Please don’t miss this! It was seeing Jesus Christ crucified that produced this man’s confession of faith. It has always been this way. It wasn’t, “God loves you and has a wonderful plan for your life.” It wasn’t, “Are you empty and purposeless? Then come to Jesus.” It wasn’t, “Do you want to go to heaven when you die?” These may all be wonderful benefits to believing, but preaching Christ crucified is what produces saving conviction and true conversion (see Acts 2:15–41; 3:11–26; 7:51–8:1 with 9:1–9; 10:34ff; 13:26ff; etc.).

Brothers and sisters, God saves sinners through the preaching of the cross of Jesus Christ. So, preach the cross of Christ, leaving the results to him (see 1 Corinthians 2:1–5; Galatians 3:1–3).

Christian, keep preaching the cross. It remains the power of God for salvation (see Isaiah 53:12–54:3).

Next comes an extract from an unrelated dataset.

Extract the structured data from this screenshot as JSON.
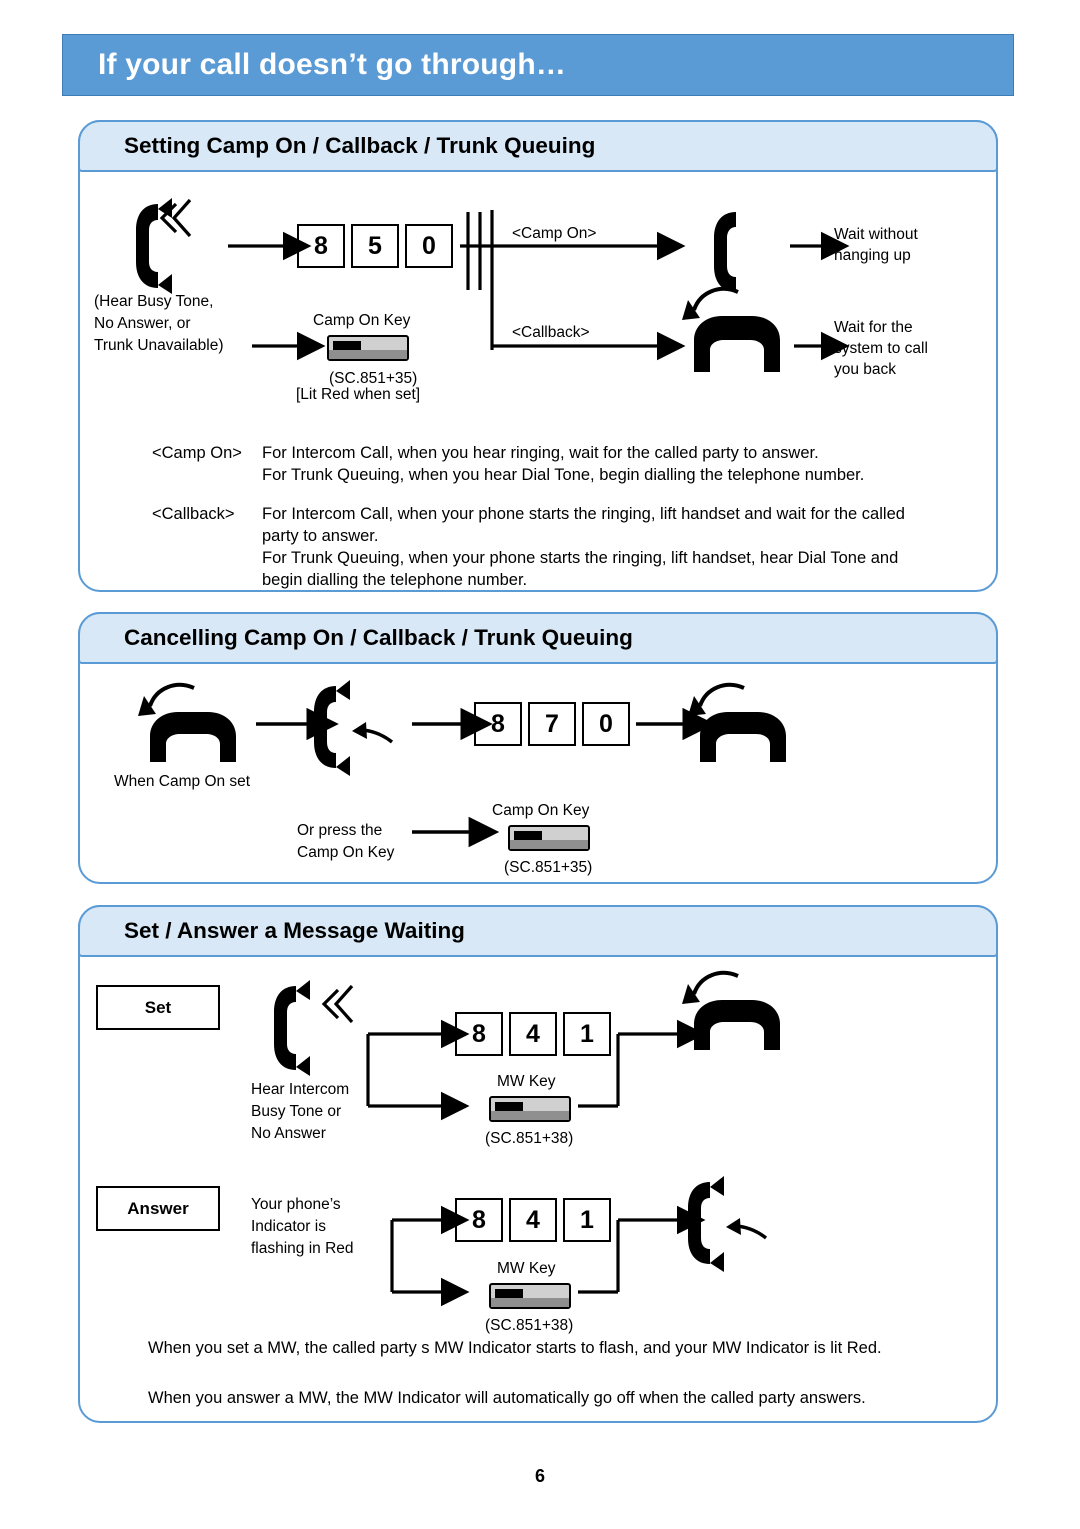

Parents, preach the cross of Christ to your children. Your children need to see Christ dying for their sins. Pastors, we need to preach the cross of Christ, constantly, to our people. Christian, preach Christ crucified and trust God with the results. John Flavel once preached Christ crucified to a young man named Luke Short. Luke was fifteen years old at the time. Eighty-five years later, Short recalled that message and bowed the knee to Christ. Preaching Christ crucified is never in vain.

Brothers and sisters, as we contemplate God’s Son dying, may we be moved, not by mere sentiment, but rather by the power of the Holy Spirit to faithfully confess him amid a world that denies him. May the Holy Spirit so help us to face our trials empowered by the cross of Jesus Christ. May people look at us and say, “Truly the one they follow is the Son of God.” And may many of them come to the realisation, “The Son of God loved me, and gave himself for me” (Galatians 2:20).

Friend, see God’s Son dying for sinners like this centurion—sinners like you and me. Stop with the foolish arguments and rejections and rather repent and believe on the Son of God who gave himself a ransom for the many. The cross points us to a saving through suffering God who is the victorious God.

If you are not a Christian, I trust that you will heed Mark’s purpose in recording the death of Jesus Christ. That is, “Mark … invites his readers to make his words their own” (Ferguson). Will you do so, now?